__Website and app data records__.
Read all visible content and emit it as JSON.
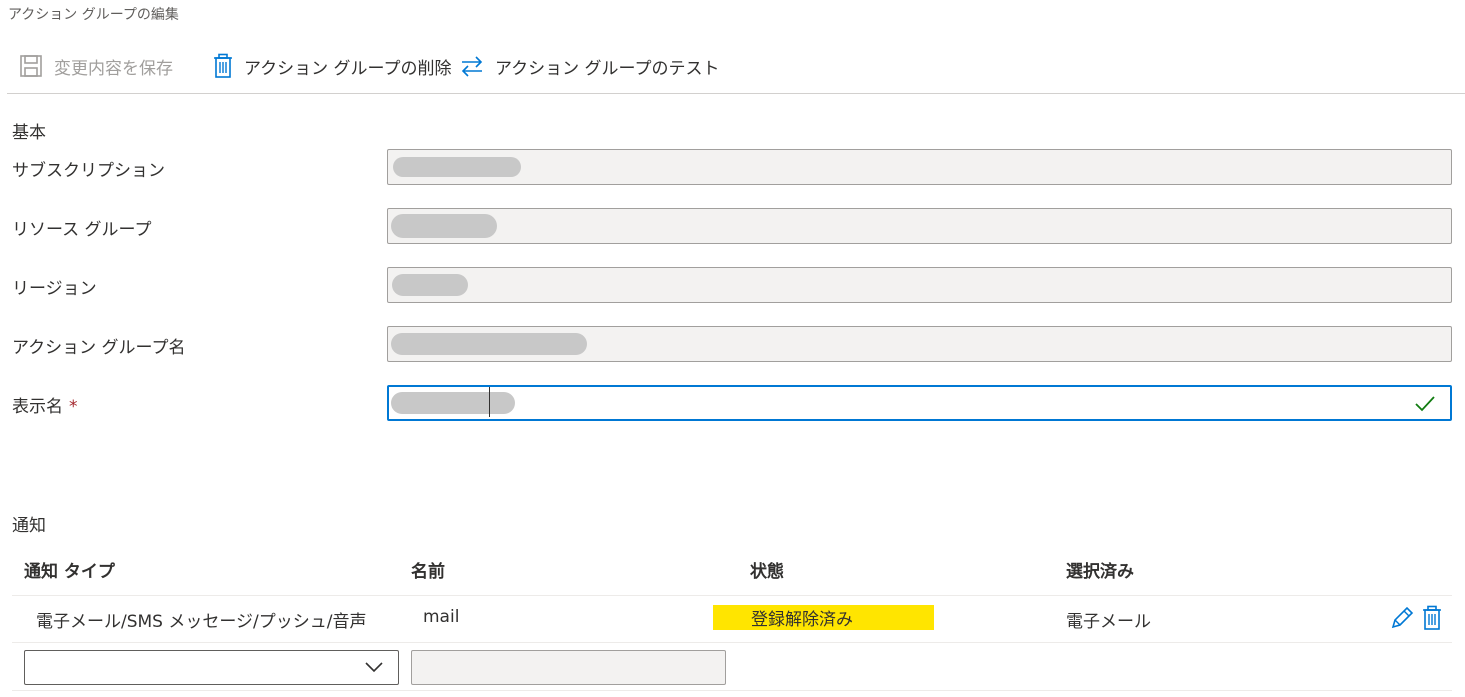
{
  "breadcrumb": "アクション グループの編集",
  "toolbar": {
    "save_label": "変更内容を保存",
    "delete_label": "アクション グループの削除",
    "test_label": "アクション グループのテスト"
  },
  "basics": {
    "title": "基本",
    "subscription_label": "サブスクリプション",
    "resource_group_label": "リソース グループ",
    "region_label": "リージョン",
    "action_group_name_label": "アクション グループ名",
    "display_name_label": "表示名",
    "required_marker": "*"
  },
  "notifications": {
    "title": "通知",
    "columns": [
      "通知 タイプ",
      "名前",
      "状態",
      "選択済み"
    ],
    "rows": [
      {
        "type": "電子メール/SMS メッセージ/プッシュ/音声",
        "name": "mail",
        "status": "登録解除済み",
        "selected": "電子メール"
      }
    ],
    "new_row": {
      "type_value": "",
      "name_value": ""
    }
  },
  "colors": {
    "accent": "#0078d4",
    "status_highlight": "#ffe500",
    "valid_check": "#107c10",
    "required": "#a4262c"
  },
  "icons": {
    "save": "save-icon",
    "delete": "trash-icon",
    "test": "swap-arrows-icon",
    "valid": "checkmark-icon",
    "edit": "pencil-icon",
    "row_delete": "trash-icon",
    "dropdown": "chevron-down-icon"
  }
}
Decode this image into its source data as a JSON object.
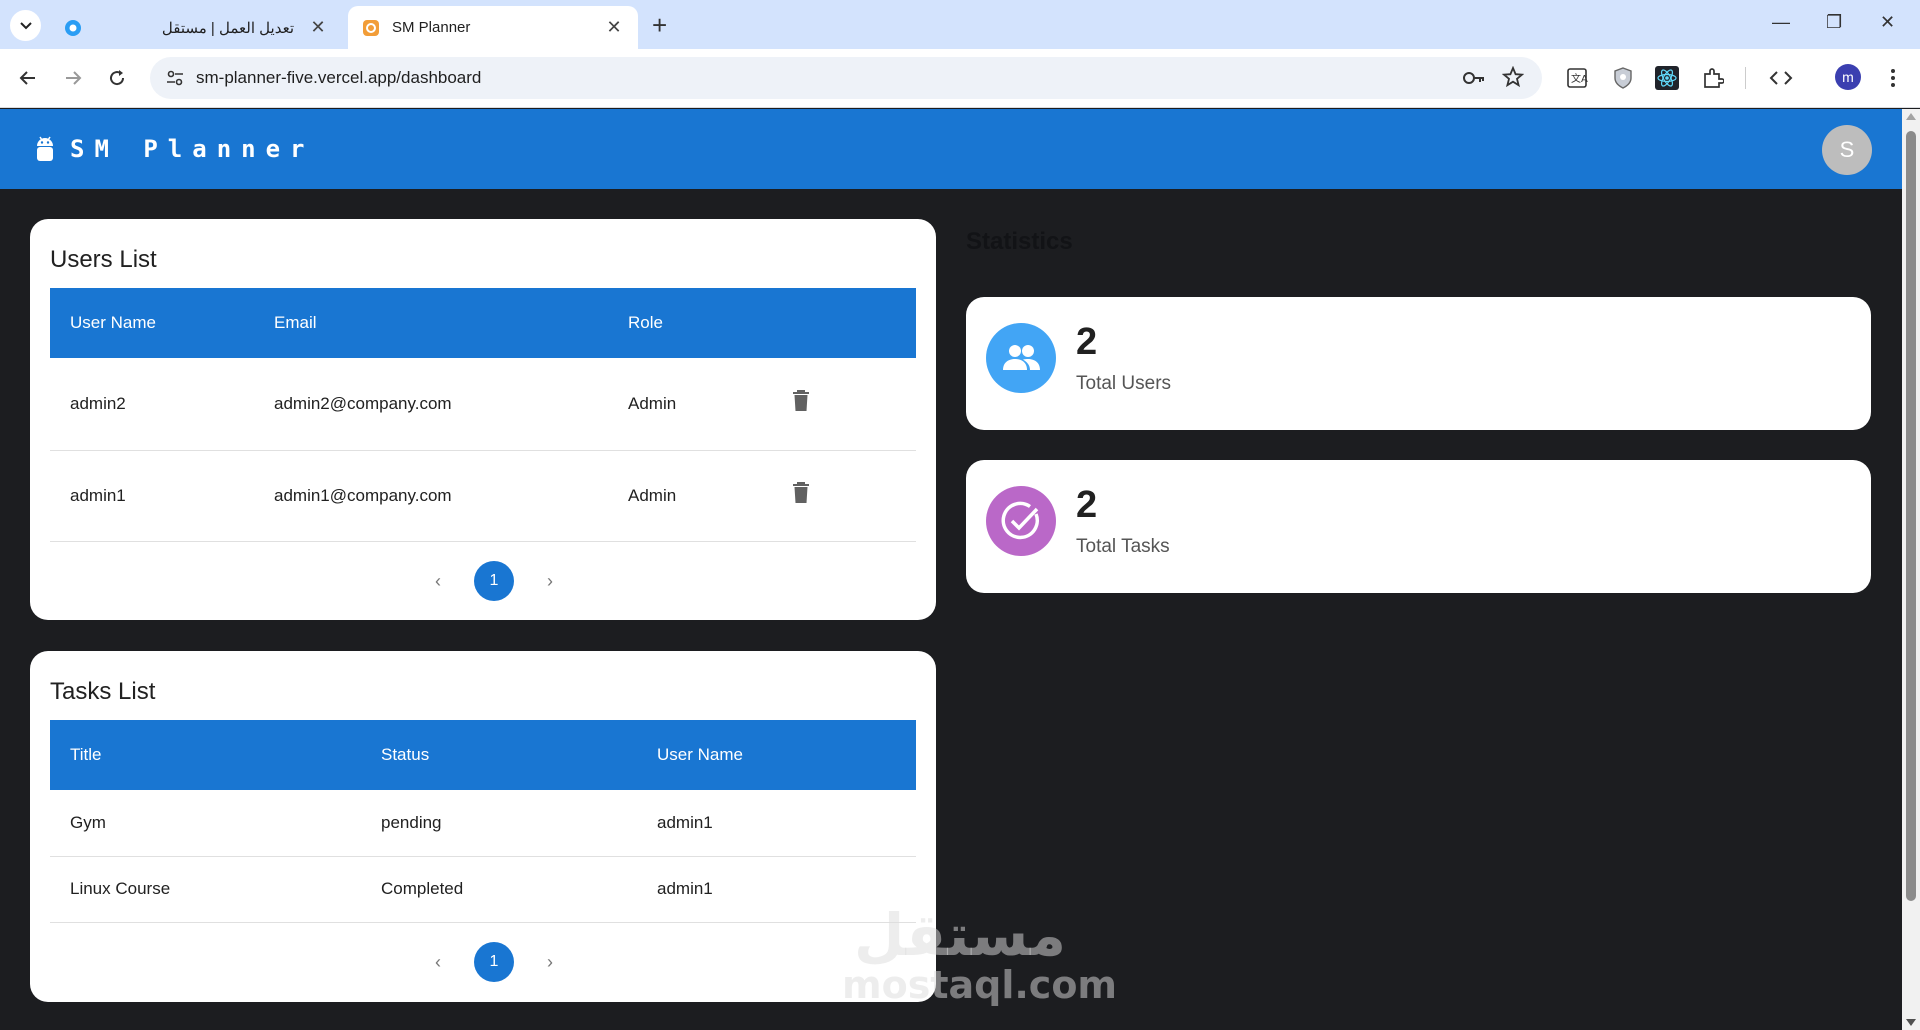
{
  "browser": {
    "tabs": [
      {
        "title": "تعديل العمل | مستقل",
        "active": false,
        "favicon": "mostaql-favicon"
      },
      {
        "title": "SM Planner",
        "active": true,
        "favicon": "sm-planner-favicon"
      }
    ],
    "url": "sm-planner-five.vercel.app/dashboard",
    "profile_initial": "m"
  },
  "app": {
    "brand": "SM Planner",
    "avatar_initial": "S",
    "primary_color": "#1976d2"
  },
  "users_list": {
    "title": "Users List",
    "columns": [
      "User Name",
      "Email",
      "Role"
    ],
    "rows": [
      {
        "user_name": "admin2",
        "email": "admin2@company.com",
        "role": "Admin"
      },
      {
        "user_name": "admin1",
        "email": "admin1@company.com",
        "role": "Admin"
      }
    ],
    "current_page": "1"
  },
  "tasks_list": {
    "title": "Tasks List",
    "columns": [
      "Title",
      "Status",
      "User Name"
    ],
    "rows": [
      {
        "title": "Gym",
        "status": "pending",
        "user_name": "admin1"
      },
      {
        "title": "Linux Course",
        "status": "Completed",
        "user_name": "admin1"
      }
    ],
    "current_page": "1"
  },
  "statistics": {
    "title": "Statistics",
    "cards": [
      {
        "value": "2",
        "label": "Total Users",
        "icon": "group-icon",
        "color": "#42a5f5"
      },
      {
        "value": "2",
        "label": "Total Tasks",
        "icon": "check-circle-icon",
        "color": "#ba68c8"
      }
    ]
  },
  "watermark": {
    "arabic": "مستقل",
    "latin": "mostaql.com"
  }
}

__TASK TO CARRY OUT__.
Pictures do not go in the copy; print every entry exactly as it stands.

__ANSWER SECTION__.
Read all visible content and emit it as JSON.
{
  "breadcrumb": "アクション グループの編集",
  "toolbar": {
    "save_label": "変更内容を保存",
    "delete_label": "アクション グループの削除",
    "test_label": "アクション グループのテスト"
  },
  "basics": {
    "title": "基本",
    "subscription_label": "サブスクリプション",
    "resource_group_label": "リソース グループ",
    "region_label": "リージョン",
    "action_group_name_label": "アクション グループ名",
    "display_name_label": "表示名",
    "required_marker": "*"
  },
  "notifications": {
    "title": "通知",
    "columns": [
      "通知 タイプ",
      "名前",
      "状態",
      "選択済み"
    ],
    "rows": [
      {
        "type": "電子メール/SMS メッセージ/プッシュ/音声",
        "name": "mail",
        "status": "登録解除済み",
        "selected": "電子メール"
      }
    ],
    "new_row": {
      "type_value": "",
      "name_value": ""
    }
  },
  "colors": {
    "accent": "#0078d4",
    "status_highlight": "#ffe500",
    "valid_check": "#107c10",
    "required": "#a4262c"
  },
  "icons": {
    "save": "save-icon",
    "delete": "trash-icon",
    "test": "swap-arrows-icon",
    "valid": "checkmark-icon",
    "edit": "pencil-icon",
    "row_delete": "trash-icon",
    "dropdown": "chevron-down-icon"
  }
}
Decode this image into its source data as a JSON object.
{
  "browser": {
    "tabs": [
      {
        "title": "تعديل العمل | مستقل",
        "active": false,
        "favicon": "mostaql-favicon"
      },
      {
        "title": "SM Planner",
        "active": true,
        "favicon": "sm-planner-favicon"
      }
    ],
    "url": "sm-planner-five.vercel.app/dashboard",
    "profile_initial": "m"
  },
  "app": {
    "brand": "SM Planner",
    "avatar_initial": "S",
    "primary_color": "#1976d2"
  },
  "users_list": {
    "title": "Users List",
    "columns": [
      "User Name",
      "Email",
      "Role"
    ],
    "rows": [
      {
        "user_name": "admin2",
        "email": "admin2@company.com",
        "role": "Admin"
      },
      {
        "user_name": "admin1",
        "email": "admin1@company.com",
        "role": "Admin"
      }
    ],
    "current_page": "1"
  },
  "tasks_list": {
    "title": "Tasks List",
    "columns": [
      "Title",
      "Status",
      "User Name"
    ],
    "rows": [
      {
        "title": "Gym",
        "status": "pending",
        "user_name": "admin1"
      },
      {
        "title": "Linux Course",
        "status": "Completed",
        "user_name": "admin1"
      }
    ],
    "current_page": "1"
  },
  "statistics": {
    "title": "Statistics",
    "cards": [
      {
        "value": "2",
        "label": "Total Users",
        "icon": "group-icon",
        "color": "#42a5f5"
      },
      {
        "value": "2",
        "label": "Total Tasks",
        "icon": "check-circle-icon",
        "color": "#ba68c8"
      }
    ]
  },
  "watermark": {
    "arabic": "مستقل",
    "latin": "mostaql.com"
  }
}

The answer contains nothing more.